ACTIVITY → Return the lines below that contain the word "content".

»»

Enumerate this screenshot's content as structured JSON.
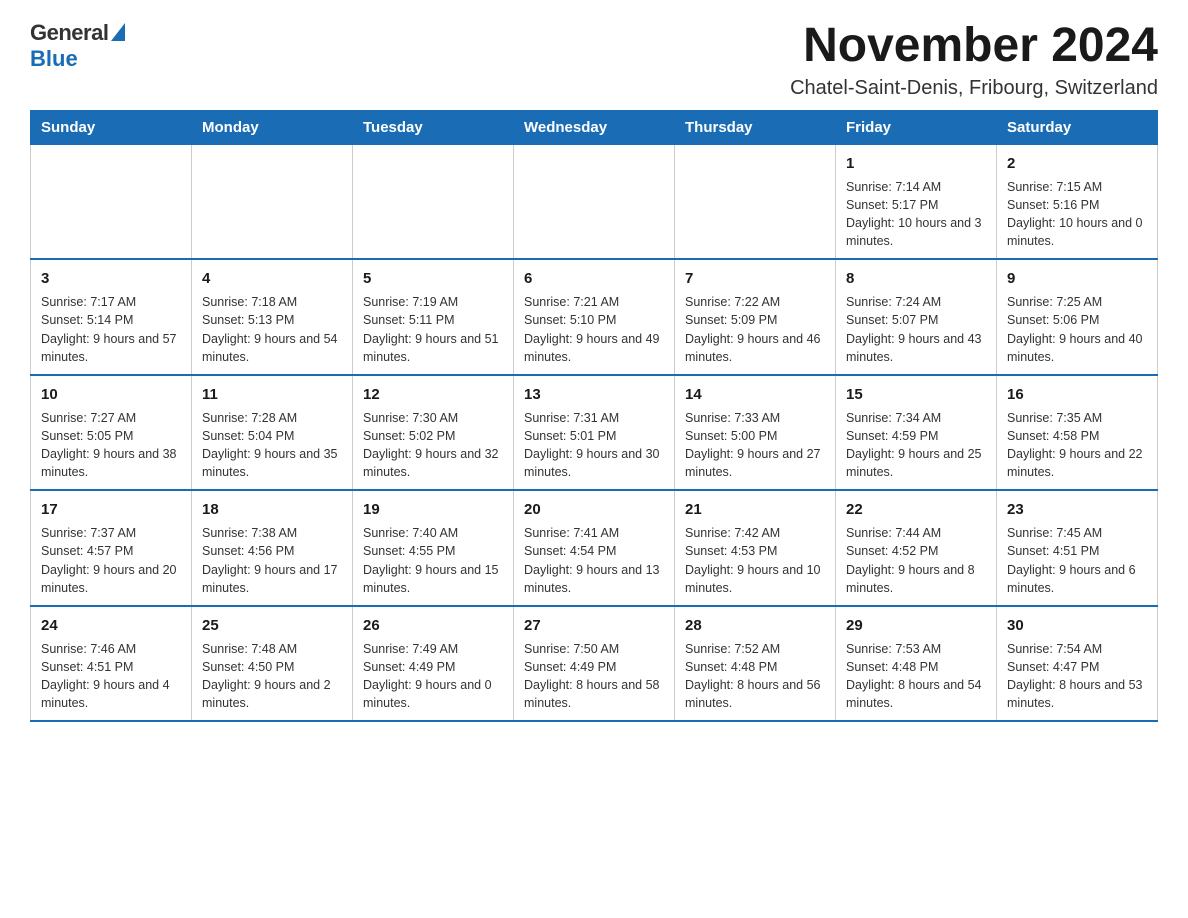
{
  "logo": {
    "general": "General",
    "blue": "Blue"
  },
  "title": "November 2024",
  "subtitle": "Chatel-Saint-Denis, Fribourg, Switzerland",
  "days_of_week": [
    "Sunday",
    "Monday",
    "Tuesday",
    "Wednesday",
    "Thursday",
    "Friday",
    "Saturday"
  ],
  "weeks": [
    [
      {
        "day": "",
        "info": ""
      },
      {
        "day": "",
        "info": ""
      },
      {
        "day": "",
        "info": ""
      },
      {
        "day": "",
        "info": ""
      },
      {
        "day": "",
        "info": ""
      },
      {
        "day": "1",
        "info": "Sunrise: 7:14 AM\nSunset: 5:17 PM\nDaylight: 10 hours and 3 minutes."
      },
      {
        "day": "2",
        "info": "Sunrise: 7:15 AM\nSunset: 5:16 PM\nDaylight: 10 hours and 0 minutes."
      }
    ],
    [
      {
        "day": "3",
        "info": "Sunrise: 7:17 AM\nSunset: 5:14 PM\nDaylight: 9 hours and 57 minutes."
      },
      {
        "day": "4",
        "info": "Sunrise: 7:18 AM\nSunset: 5:13 PM\nDaylight: 9 hours and 54 minutes."
      },
      {
        "day": "5",
        "info": "Sunrise: 7:19 AM\nSunset: 5:11 PM\nDaylight: 9 hours and 51 minutes."
      },
      {
        "day": "6",
        "info": "Sunrise: 7:21 AM\nSunset: 5:10 PM\nDaylight: 9 hours and 49 minutes."
      },
      {
        "day": "7",
        "info": "Sunrise: 7:22 AM\nSunset: 5:09 PM\nDaylight: 9 hours and 46 minutes."
      },
      {
        "day": "8",
        "info": "Sunrise: 7:24 AM\nSunset: 5:07 PM\nDaylight: 9 hours and 43 minutes."
      },
      {
        "day": "9",
        "info": "Sunrise: 7:25 AM\nSunset: 5:06 PM\nDaylight: 9 hours and 40 minutes."
      }
    ],
    [
      {
        "day": "10",
        "info": "Sunrise: 7:27 AM\nSunset: 5:05 PM\nDaylight: 9 hours and 38 minutes."
      },
      {
        "day": "11",
        "info": "Sunrise: 7:28 AM\nSunset: 5:04 PM\nDaylight: 9 hours and 35 minutes."
      },
      {
        "day": "12",
        "info": "Sunrise: 7:30 AM\nSunset: 5:02 PM\nDaylight: 9 hours and 32 minutes."
      },
      {
        "day": "13",
        "info": "Sunrise: 7:31 AM\nSunset: 5:01 PM\nDaylight: 9 hours and 30 minutes."
      },
      {
        "day": "14",
        "info": "Sunrise: 7:33 AM\nSunset: 5:00 PM\nDaylight: 9 hours and 27 minutes."
      },
      {
        "day": "15",
        "info": "Sunrise: 7:34 AM\nSunset: 4:59 PM\nDaylight: 9 hours and 25 minutes."
      },
      {
        "day": "16",
        "info": "Sunrise: 7:35 AM\nSunset: 4:58 PM\nDaylight: 9 hours and 22 minutes."
      }
    ],
    [
      {
        "day": "17",
        "info": "Sunrise: 7:37 AM\nSunset: 4:57 PM\nDaylight: 9 hours and 20 minutes."
      },
      {
        "day": "18",
        "info": "Sunrise: 7:38 AM\nSunset: 4:56 PM\nDaylight: 9 hours and 17 minutes."
      },
      {
        "day": "19",
        "info": "Sunrise: 7:40 AM\nSunset: 4:55 PM\nDaylight: 9 hours and 15 minutes."
      },
      {
        "day": "20",
        "info": "Sunrise: 7:41 AM\nSunset: 4:54 PM\nDaylight: 9 hours and 13 minutes."
      },
      {
        "day": "21",
        "info": "Sunrise: 7:42 AM\nSunset: 4:53 PM\nDaylight: 9 hours and 10 minutes."
      },
      {
        "day": "22",
        "info": "Sunrise: 7:44 AM\nSunset: 4:52 PM\nDaylight: 9 hours and 8 minutes."
      },
      {
        "day": "23",
        "info": "Sunrise: 7:45 AM\nSunset: 4:51 PM\nDaylight: 9 hours and 6 minutes."
      }
    ],
    [
      {
        "day": "24",
        "info": "Sunrise: 7:46 AM\nSunset: 4:51 PM\nDaylight: 9 hours and 4 minutes."
      },
      {
        "day": "25",
        "info": "Sunrise: 7:48 AM\nSunset: 4:50 PM\nDaylight: 9 hours and 2 minutes."
      },
      {
        "day": "26",
        "info": "Sunrise: 7:49 AM\nSunset: 4:49 PM\nDaylight: 9 hours and 0 minutes."
      },
      {
        "day": "27",
        "info": "Sunrise: 7:50 AM\nSunset: 4:49 PM\nDaylight: 8 hours and 58 minutes."
      },
      {
        "day": "28",
        "info": "Sunrise: 7:52 AM\nSunset: 4:48 PM\nDaylight: 8 hours and 56 minutes."
      },
      {
        "day": "29",
        "info": "Sunrise: 7:53 AM\nSunset: 4:48 PM\nDaylight: 8 hours and 54 minutes."
      },
      {
        "day": "30",
        "info": "Sunrise: 7:54 AM\nSunset: 4:47 PM\nDaylight: 8 hours and 53 minutes."
      }
    ]
  ]
}
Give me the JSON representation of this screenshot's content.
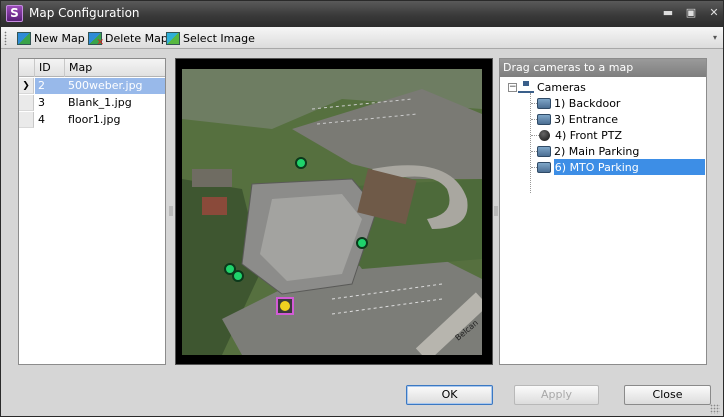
{
  "window": {
    "title": "Map Configuration",
    "app_icon_letter": "S"
  },
  "titlebar_buttons": {
    "minimize": "▬",
    "maximize": "▣",
    "close": "✕"
  },
  "toolbar": {
    "new_map": "New Map",
    "delete_map": "Delete Map",
    "select_image": "Select Image",
    "overflow": "▾"
  },
  "map_list": {
    "columns": {
      "id": "ID",
      "map": "Map"
    },
    "current_row_marker": "❯",
    "rows": [
      {
        "id": "2",
        "map": "500weber.jpg",
        "selected": true
      },
      {
        "id": "3",
        "map": "Blank_1.jpg",
        "selected": false
      },
      {
        "id": "4",
        "map": "floor1.jpg",
        "selected": false
      }
    ]
  },
  "map_view": {
    "road_label": "Belcan"
  },
  "camera_tree": {
    "header": "Drag cameras to a map",
    "root": {
      "label": "Cameras",
      "expander": "−"
    },
    "items": [
      {
        "label": "1) Backdoor",
        "icon": "camera-icon",
        "selected": false
      },
      {
        "label": "3) Entrance",
        "icon": "camera-icon",
        "selected": false
      },
      {
        "label": "4) Front PTZ",
        "icon": "ptz-camera-icon",
        "selected": false
      },
      {
        "label": "2) Main Parking",
        "icon": "camera-icon",
        "selected": false
      },
      {
        "label": "6) MTO Parking",
        "icon": "camera-icon",
        "selected": true
      }
    ]
  },
  "buttons": {
    "ok": "OK",
    "apply": "Apply",
    "close": "Close"
  },
  "colors": {
    "selection": "#98b9ea",
    "tree_selection": "#3d8ee6",
    "camera_marker": "#1fd36b",
    "selected_marker_border": "#d25bd6",
    "selected_marker_fill": "#f0d020"
  }
}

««

TASK OUTPUT →
Enumerate this screenshot's content as structured JSON.
Give me the JSON representation of this screenshot's content.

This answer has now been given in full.